Not sure if you remember the first time you held your baby in your hands and what you were thinking, but I do: “I am responsible for this child for the rest of his life!”
And the very next thought was: “What college is he going to attend? And how am I going to pay for that?”
I went out with some friends that night, and when I told them that story, everybody laughed. College? Two hours after birth? It was a conservative, thoughtful laugh. They all had kids. They all planned to send them to college. None had a plan to pay for it.
We all agreed that we needed to get right on it and promised we would … right after the next round.
There are no good endings to stories about putting off something you should do today, and that is absolutely the case for college savings. The popular notion that a boatload of full-ride scholarships – academic or athletic – are out there, is pathetically misinformed.

Full Scholarships Are Rare

According to, only 0.3 percent of college students – about 60,000 of the 20 million enrolled  – are there on full scholarships. Only 14.3 percent, or 2.86 million students, receive enough scholarship money to cover 50 percent of the cost of attending college.
Realistically then, you are responsible for most, or all of your child’s college education, and the numbers are frightening. The average cost for tuition, room, board, books and miscellaneous expenses for the 2013-2014 school year is $22,800 for in-state schools.
That is a 60 percent spike over the last decade. Projections are for increases of 6 percent a year. If your child was born this year, you’re looking at around $50,000 a year to get him/her a diploma.  Private school could cost $500,000 to get through four years.
Gulp! Can we get another round over here?

Some Funding Is Available

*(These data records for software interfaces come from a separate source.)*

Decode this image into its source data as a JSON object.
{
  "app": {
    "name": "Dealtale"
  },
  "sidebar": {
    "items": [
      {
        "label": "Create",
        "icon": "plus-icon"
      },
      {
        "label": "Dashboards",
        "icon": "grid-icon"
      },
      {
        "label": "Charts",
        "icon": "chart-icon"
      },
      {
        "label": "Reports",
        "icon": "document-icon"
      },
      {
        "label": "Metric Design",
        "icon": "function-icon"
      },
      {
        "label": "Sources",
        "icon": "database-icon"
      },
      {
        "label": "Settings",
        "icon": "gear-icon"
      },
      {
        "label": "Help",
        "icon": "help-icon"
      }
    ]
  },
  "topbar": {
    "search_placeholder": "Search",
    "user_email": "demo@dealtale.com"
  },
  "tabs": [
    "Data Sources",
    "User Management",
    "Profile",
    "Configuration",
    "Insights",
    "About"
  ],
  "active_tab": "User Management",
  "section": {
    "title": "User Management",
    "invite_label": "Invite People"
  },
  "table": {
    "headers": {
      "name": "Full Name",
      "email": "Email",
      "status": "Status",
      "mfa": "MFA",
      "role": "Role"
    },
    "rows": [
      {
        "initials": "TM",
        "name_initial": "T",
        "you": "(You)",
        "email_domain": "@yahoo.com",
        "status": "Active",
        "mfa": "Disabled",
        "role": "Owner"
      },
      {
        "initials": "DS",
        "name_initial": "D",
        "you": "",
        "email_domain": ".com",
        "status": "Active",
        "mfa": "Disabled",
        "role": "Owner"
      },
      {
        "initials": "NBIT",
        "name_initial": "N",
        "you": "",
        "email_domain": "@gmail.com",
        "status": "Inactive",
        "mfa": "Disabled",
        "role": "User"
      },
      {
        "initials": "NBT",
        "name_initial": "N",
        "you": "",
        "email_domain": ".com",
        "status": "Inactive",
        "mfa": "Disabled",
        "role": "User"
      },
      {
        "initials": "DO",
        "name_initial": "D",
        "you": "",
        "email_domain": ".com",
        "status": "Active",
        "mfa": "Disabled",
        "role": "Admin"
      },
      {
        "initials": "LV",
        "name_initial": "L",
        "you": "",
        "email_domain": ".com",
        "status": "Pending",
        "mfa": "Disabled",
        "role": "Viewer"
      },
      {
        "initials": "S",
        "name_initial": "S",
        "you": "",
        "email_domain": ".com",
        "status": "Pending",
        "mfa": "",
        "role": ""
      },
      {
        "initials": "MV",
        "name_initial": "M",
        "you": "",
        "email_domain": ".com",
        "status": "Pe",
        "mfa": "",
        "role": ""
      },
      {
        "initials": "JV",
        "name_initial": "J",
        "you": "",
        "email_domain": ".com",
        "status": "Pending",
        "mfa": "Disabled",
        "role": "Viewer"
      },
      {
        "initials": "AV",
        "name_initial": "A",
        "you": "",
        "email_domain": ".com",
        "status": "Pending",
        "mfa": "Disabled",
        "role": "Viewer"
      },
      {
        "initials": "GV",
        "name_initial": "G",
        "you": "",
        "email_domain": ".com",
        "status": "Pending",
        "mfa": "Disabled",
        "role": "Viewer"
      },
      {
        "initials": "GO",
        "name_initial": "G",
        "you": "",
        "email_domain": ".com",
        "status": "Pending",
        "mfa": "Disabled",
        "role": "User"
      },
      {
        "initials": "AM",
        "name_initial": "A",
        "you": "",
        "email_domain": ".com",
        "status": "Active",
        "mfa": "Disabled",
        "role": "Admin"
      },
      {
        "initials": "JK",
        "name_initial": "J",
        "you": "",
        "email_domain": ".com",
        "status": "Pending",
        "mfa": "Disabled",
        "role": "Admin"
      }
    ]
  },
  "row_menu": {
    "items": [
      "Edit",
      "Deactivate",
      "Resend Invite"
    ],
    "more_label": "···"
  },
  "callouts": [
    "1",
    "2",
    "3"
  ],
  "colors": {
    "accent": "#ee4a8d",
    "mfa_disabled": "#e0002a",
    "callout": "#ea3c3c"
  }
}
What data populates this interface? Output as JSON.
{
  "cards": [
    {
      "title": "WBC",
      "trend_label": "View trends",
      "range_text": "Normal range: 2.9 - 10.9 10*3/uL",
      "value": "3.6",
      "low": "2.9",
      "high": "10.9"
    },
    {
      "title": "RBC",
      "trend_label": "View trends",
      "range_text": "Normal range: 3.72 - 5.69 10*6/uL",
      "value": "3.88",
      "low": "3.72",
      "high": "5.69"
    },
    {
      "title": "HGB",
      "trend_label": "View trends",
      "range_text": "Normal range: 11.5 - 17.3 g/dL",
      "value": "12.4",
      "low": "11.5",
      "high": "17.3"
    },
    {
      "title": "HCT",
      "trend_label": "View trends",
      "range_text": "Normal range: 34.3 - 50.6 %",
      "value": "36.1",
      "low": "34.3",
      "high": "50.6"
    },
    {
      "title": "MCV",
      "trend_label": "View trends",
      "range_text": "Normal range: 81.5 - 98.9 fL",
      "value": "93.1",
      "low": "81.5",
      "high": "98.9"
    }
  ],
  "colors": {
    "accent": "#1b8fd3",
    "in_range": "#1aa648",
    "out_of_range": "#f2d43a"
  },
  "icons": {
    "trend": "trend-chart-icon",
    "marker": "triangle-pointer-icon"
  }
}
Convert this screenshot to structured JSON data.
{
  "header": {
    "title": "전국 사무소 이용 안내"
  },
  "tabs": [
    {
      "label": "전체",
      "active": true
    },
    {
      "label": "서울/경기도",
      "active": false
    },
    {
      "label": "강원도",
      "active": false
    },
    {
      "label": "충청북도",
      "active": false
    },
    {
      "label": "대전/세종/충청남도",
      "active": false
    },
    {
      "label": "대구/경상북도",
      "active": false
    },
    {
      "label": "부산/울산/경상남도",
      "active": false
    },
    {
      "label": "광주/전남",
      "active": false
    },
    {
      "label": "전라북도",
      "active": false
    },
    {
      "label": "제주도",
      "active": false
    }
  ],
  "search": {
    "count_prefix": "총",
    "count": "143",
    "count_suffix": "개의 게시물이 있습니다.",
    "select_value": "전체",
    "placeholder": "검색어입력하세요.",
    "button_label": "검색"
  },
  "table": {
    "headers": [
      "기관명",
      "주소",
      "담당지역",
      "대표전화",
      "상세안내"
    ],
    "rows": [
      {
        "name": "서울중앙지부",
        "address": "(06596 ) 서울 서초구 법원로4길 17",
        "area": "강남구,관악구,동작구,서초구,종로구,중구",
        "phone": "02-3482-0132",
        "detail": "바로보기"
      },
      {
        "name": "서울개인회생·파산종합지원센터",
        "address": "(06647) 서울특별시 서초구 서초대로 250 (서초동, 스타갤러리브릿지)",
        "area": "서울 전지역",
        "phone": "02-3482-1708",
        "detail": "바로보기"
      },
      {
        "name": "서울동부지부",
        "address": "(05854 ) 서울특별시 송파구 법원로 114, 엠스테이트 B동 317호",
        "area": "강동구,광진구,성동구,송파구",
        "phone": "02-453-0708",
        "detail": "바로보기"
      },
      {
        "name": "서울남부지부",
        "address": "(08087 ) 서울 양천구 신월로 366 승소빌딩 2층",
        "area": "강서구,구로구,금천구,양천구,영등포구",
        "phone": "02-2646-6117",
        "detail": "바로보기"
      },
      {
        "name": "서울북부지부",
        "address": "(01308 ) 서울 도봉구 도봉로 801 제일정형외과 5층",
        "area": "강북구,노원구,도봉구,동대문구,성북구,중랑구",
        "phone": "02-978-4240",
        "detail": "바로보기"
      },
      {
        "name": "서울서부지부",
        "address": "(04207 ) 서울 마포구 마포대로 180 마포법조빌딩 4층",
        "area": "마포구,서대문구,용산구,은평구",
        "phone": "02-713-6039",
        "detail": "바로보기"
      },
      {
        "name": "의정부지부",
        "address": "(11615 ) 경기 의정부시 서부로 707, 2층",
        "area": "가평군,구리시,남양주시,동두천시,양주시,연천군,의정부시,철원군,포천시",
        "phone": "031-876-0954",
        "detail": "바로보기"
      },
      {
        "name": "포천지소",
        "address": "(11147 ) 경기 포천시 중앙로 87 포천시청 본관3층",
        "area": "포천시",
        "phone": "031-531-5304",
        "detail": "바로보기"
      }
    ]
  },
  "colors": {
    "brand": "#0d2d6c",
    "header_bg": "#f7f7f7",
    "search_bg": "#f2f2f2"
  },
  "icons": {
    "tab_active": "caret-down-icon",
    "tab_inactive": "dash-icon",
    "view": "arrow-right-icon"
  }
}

Those are hard numbers to swallow, but don’t panic yet. According to Inside Higher Ed, funding for secondary education was up in 37 states last year, and some states even froze tuition.
In the meantime, however, it would be wise to start planning for how to pay for your child’s college education. Some of the suggestions below definitely work; I know that from experience. Junior is in college now, and so is his younger brother.
Some may not suit your circumstances and situation; I also know that from experience. The third son is college bound – he hopes! – in 18 months.
Open a 529 College Plan Account. Every state has one, and they absolutely work at providing funding for college. The 529 is an investment account that you pay no taxes on, as long as it is used for college-related expenses like room, board, tuition and books. A $100 a month investment for 18 years, with a modest 7 percent return, will leave $43,655 in your child’s account going to college.
Buy a prepaid college plan. This used to be a good idea, but it’s lost its zing. I bought one in 1993 for $5,750, and it covered the cost of tuition for four years in our state university system. That same plan today goes for $53,729. That might be why there are only 11 states offering this plan. Viewer discretion is advised.
Ask family, friends, and friends of friends to contribute. This might seem a little crass, but kids have birthdays, Christmases and other celebratory events where the best gift might be a $25 or even a $10 donation to the 529 Plan. If you’re serious about saving for college – and convey this message clearly before all celebrations – you will be surprised at how much ends up in the pot.
Alternative funding sources. ROTC programs will take care of all or a large portion of the cost, with a guaranteed job waiting after graduation. Other “alternative” sources: Junior can volunteer to be a student assistant for the school’s football or basketball team, join the school band, or get a job on campus.
Investigate scholarships. Though your child likely won’t get a free ride, there still is a lot of free money available. Pell Grants were worth $33 billion in 2013, according to Federal Education Budget Project, and colleges handed out another $13 billion. Private sources issued $35 million. The money is there, but you have to apply, which many families don’t.
And don’t forget loans. This has become a bad word among college students because too many of them (and their parents!) treated it as free money. It is not free, but the interest rate on federal student loans (3.45 percent) is low enough to make them a viable part of your planning process for paying for college.
There is a good ending to this otherwise sobering story: College graduates earn an average of $2.2 million over their lifetimes, twice what those without a degree earn.
So, in essence, you’re paying to make your child a millionaire … Cheers!
Bill Fay is a writer for, where he is known as The Most Frugal Man in America. He spent 21 years in the newspaper business and eight more in television and radio, dealing with college and professional sports, then seven forgettable years writing speeches and marketing materials for a government agency.